*** MATERIAL SUPPLIED ***

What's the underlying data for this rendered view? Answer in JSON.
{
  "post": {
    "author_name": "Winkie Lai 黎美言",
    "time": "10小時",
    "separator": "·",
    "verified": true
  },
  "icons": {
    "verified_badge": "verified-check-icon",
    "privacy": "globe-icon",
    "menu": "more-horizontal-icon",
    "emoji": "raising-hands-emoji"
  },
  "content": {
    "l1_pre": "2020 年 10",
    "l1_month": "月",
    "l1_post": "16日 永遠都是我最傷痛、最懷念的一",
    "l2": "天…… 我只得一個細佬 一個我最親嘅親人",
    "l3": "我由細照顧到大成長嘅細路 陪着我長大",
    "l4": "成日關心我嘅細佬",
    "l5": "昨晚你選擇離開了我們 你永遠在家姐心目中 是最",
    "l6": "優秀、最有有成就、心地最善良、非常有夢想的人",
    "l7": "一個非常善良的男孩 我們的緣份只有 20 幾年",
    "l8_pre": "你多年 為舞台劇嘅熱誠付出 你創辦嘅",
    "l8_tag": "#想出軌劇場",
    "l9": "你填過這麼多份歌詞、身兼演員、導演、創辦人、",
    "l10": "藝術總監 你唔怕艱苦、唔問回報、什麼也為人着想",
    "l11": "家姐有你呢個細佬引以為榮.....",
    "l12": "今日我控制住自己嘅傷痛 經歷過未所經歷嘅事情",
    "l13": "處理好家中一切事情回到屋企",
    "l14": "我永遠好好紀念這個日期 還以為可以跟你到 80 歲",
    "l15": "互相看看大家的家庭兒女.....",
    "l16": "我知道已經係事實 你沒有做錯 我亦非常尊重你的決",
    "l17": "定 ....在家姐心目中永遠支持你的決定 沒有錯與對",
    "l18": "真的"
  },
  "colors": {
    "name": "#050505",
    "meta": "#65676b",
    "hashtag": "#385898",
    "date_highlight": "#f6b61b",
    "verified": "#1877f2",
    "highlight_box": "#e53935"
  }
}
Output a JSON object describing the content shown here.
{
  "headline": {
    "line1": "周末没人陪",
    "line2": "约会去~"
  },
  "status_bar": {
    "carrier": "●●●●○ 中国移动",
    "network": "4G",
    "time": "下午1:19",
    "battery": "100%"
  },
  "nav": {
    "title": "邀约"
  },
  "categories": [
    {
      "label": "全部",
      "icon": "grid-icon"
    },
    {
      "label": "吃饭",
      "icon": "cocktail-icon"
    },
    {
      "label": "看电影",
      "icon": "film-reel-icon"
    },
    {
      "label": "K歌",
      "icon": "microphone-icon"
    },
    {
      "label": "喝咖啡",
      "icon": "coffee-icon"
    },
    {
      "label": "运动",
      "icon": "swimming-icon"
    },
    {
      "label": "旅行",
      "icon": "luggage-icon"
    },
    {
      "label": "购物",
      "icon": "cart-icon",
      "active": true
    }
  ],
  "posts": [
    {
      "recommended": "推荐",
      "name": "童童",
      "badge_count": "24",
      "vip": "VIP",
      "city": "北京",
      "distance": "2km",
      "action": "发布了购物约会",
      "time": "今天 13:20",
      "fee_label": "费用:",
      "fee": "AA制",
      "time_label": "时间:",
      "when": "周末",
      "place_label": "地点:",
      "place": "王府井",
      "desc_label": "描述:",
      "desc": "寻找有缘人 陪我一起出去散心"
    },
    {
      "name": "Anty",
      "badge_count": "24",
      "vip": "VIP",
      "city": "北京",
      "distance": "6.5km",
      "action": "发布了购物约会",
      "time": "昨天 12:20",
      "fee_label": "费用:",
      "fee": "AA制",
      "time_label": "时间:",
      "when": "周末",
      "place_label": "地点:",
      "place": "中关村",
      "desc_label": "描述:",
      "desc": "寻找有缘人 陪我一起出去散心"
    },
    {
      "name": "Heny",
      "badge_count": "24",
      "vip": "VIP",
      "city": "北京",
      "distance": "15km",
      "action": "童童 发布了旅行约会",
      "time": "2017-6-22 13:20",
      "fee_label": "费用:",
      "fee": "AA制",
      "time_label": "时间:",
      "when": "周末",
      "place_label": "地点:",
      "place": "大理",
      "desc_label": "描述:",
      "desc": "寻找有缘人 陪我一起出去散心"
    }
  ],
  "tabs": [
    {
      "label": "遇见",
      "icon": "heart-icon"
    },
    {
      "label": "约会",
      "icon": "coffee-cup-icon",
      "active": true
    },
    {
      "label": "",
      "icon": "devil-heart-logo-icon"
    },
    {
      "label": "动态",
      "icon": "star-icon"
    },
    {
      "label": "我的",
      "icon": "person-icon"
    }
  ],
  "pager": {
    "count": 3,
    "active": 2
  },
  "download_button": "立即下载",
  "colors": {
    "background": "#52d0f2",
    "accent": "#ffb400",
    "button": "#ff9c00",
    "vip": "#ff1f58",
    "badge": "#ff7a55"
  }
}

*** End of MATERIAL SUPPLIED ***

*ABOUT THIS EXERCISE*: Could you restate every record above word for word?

*COMPLETED TASK*:
What's the underlying data for this rendered view? Answer in JSON.
{
  "post": {
    "author_name": "Winkie Lai 黎美言",
    "time": "10小時",
    "separator": "·",
    "verified": true
  },
  "icons": {
    "verified_badge": "verified-check-icon",
    "privacy": "globe-icon",
    "menu": "more-horizontal-icon",
    "emoji": "raising-hands-emoji"
  },
  "content": {
    "l1_pre": "2020 年 10",
    "l1_month": "月",
    "l1_post": "16日 永遠都是我最傷痛、最懷念的一",
    "l2": "天…… 我只得一個細佬 一個我最親嘅親人",
    "l3": "我由細照顧到大成長嘅細路 陪着我長大",
    "l4": "成日關心我嘅細佬",
    "l5": "昨晚你選擇離開了我們 你永遠在家姐心目中 是最",
    "l6": "優秀、最有有成就、心地最善良、非常有夢想的人",
    "l7": "一個非常善良的男孩 我們的緣份只有 20 幾年",
    "l8_pre": "你多年 為舞台劇嘅熱誠付出 你創辦嘅",
    "l8_tag": "#想出軌劇場",
    "l9": "你填過這麼多份歌詞、身兼演員、導演、創辦人、",
    "l10": "藝術總監 你唔怕艱苦、唔問回報、什麼也為人着想",
    "l11": "家姐有你呢個細佬引以為榮.....",
    "l12": "今日我控制住自己嘅傷痛 經歷過未所經歷嘅事情",
    "l13": "處理好家中一切事情回到屋企",
    "l14": "我永遠好好紀念這個日期 還以為可以跟你到 80 歲",
    "l15": "互相看看大家的家庭兒女.....",
    "l16": "我知道已經係事實 你沒有做錯 我亦非常尊重你的決",
    "l17": "定 ....在家姐心目中永遠支持你的決定 沒有錯與對",
    "l18": "真的"
  },
  "colors": {
    "name": "#050505",
    "meta": "#65676b",
    "hashtag": "#385898",
    "date_highlight": "#f6b61b",
    "verified": "#1877f2",
    "highlight_box": "#e53935"
  }
}
Output a JSON object describing the content shown here.
{
  "headline": {
    "line1": "周末没人陪",
    "line2": "约会去~"
  },
  "status_bar": {
    "carrier": "●●●●○ 中国移动",
    "network": "4G",
    "time": "下午1:19",
    "battery": "100%"
  },
  "nav": {
    "title": "邀约"
  },
  "categories": [
    {
      "label": "全部",
      "icon": "grid-icon"
    },
    {
      "label": "吃饭",
      "icon": "cocktail-icon"
    },
    {
      "label": "看电影",
      "icon": "film-reel-icon"
    },
    {
      "label": "K歌",
      "icon": "microphone-icon"
    },
    {
      "label": "喝咖啡",
      "icon": "coffee-icon"
    },
    {
      "label": "运动",
      "icon": "swimming-icon"
    },
    {
      "label": "旅行",
      "icon": "luggage-icon"
    },
    {
      "label": "购物",
      "icon": "cart-icon",
      "active": true
    }
  ],
  "posts": [
    {
      "recommended": "推荐",
      "name": "童童",
      "badge_count": "24",
      "vip": "VIP",
      "city": "北京",
      "distance": "2km",
      "action": "发布了购物约会",
      "time": "今天 13:20",
      "fee_label": "费用:",
      "fee": "AA制",
      "time_label": "时间:",
      "when": "周末",
      "place_label": "地点:",
      "place": "王府井",
      "desc_label": "描述:",
      "desc": "寻找有缘人 陪我一起出去散心"
    },
    {
      "name": "Anty",
      "badge_count": "24",
      "vip": "VIP",
      "city": "北京",
      "distance": "6.5km",
      "action": "发布了购物约会",
      "time": "昨天 12:20",
      "fee_label": "费用:",
      "fee": "AA制",
      "time_label": "时间:",
      "when": "周末",
      "place_label": "地点:",
      "place": "中关村",
      "desc_label": "描述:",
      "desc": "寻找有缘人 陪我一起出去散心"
    },
    {
      "name": "Heny",
      "badge_count": "24",
      "vip": "VIP",
      "city": "北京",
      "distance": "15km",
      "action": "童童 发布了旅行约会",
      "time": "2017-6-22 13:20",
      "fee_label": "费用:",
      "fee": "AA制",
      "time_label": "时间:",
      "when": "周末",
      "place_label": "地点:",
      "place": "大理",
      "desc_label": "描述:",
      "desc": "寻找有缘人 陪我一起出去散心"
    }
  ],
  "tabs": [
    {
      "label": "遇见",
      "icon": "heart-icon"
    },
    {
      "label": "约会",
      "icon": "coffee-cup-icon",
      "active": true
    },
    {
      "label": "",
      "icon": "devil-heart-logo-icon"
    },
    {
      "label": "动态",
      "icon": "star-icon"
    },
    {
      "label": "我的",
      "icon": "person-icon"
    }
  ],
  "pager": {
    "count": 3,
    "active": 2
  },
  "download_button": "立即下载",
  "colors": {
    "background": "#52d0f2",
    "accent": "#ffb400",
    "button": "#ff9c00",
    "vip": "#ff1f58",
    "badge": "#ff7a55"
  }
}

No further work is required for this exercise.